--- Action item ---
Say how many lines in the records contain the string "TestArrayBuffer", giving the number by itself.

(Collected data)
------
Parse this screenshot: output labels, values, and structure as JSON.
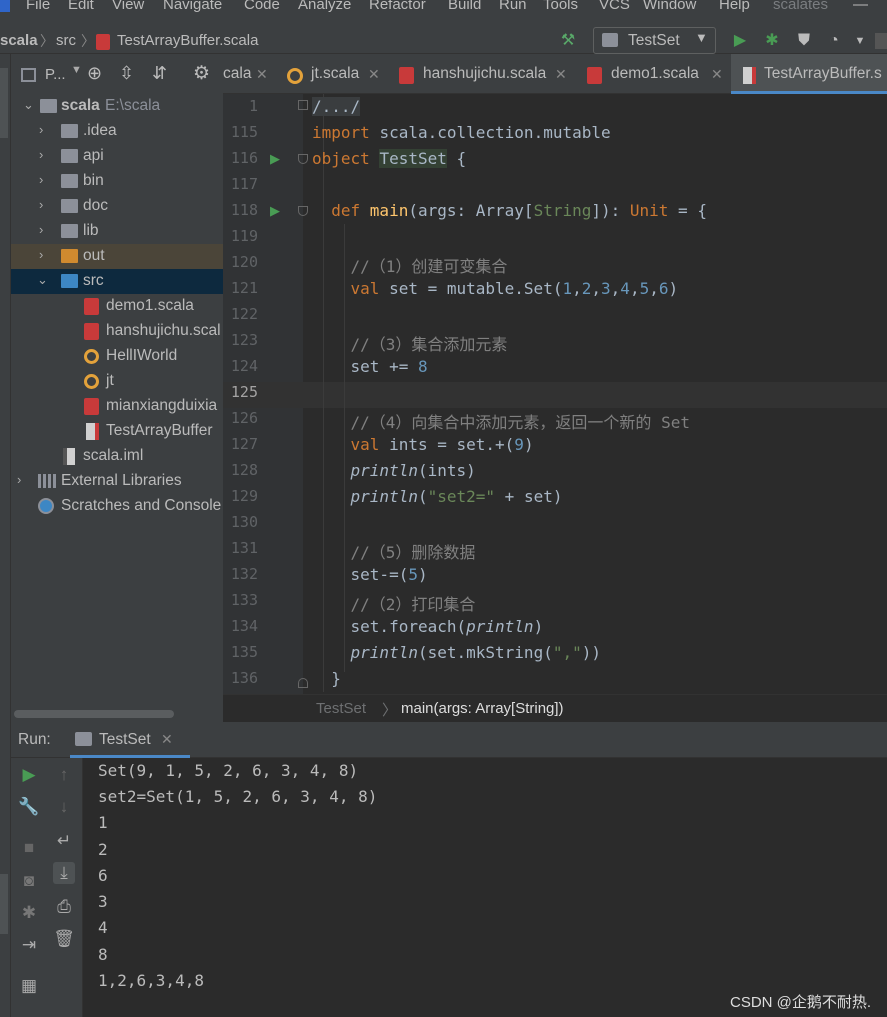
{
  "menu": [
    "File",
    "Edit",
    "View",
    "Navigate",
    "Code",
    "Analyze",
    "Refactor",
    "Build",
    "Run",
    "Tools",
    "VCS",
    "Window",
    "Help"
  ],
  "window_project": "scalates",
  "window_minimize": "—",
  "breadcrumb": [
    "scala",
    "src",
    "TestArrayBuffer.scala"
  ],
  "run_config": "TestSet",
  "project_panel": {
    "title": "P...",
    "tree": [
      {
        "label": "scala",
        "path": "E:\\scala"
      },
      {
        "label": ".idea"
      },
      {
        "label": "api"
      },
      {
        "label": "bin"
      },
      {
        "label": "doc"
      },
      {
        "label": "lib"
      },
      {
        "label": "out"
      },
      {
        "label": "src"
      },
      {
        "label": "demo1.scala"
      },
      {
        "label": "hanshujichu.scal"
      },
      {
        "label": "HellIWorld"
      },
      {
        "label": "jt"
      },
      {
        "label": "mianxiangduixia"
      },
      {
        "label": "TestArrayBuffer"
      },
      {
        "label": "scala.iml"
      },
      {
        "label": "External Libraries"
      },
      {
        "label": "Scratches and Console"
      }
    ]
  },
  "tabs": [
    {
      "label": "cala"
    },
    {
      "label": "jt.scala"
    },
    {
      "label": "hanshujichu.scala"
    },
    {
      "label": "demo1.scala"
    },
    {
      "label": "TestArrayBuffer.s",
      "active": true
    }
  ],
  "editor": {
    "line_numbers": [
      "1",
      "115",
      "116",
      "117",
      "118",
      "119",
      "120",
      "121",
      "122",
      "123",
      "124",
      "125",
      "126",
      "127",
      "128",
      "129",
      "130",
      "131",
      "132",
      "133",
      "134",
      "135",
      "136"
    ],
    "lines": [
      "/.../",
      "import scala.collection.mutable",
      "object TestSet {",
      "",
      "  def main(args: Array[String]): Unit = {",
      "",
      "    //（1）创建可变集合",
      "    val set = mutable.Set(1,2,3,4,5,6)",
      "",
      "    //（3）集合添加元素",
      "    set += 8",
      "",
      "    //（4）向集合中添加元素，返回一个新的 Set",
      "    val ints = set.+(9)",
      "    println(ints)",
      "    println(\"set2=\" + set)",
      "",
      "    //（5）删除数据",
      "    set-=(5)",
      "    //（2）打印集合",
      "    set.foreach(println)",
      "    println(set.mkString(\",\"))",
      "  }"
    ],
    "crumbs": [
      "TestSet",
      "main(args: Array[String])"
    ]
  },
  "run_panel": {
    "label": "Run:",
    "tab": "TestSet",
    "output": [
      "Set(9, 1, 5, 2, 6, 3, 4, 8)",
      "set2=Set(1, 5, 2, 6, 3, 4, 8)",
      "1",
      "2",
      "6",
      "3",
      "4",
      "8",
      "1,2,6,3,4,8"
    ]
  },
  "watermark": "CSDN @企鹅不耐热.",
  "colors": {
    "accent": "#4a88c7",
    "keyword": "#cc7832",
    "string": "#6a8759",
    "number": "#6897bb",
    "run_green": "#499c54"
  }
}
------
--- Problem solution ---
3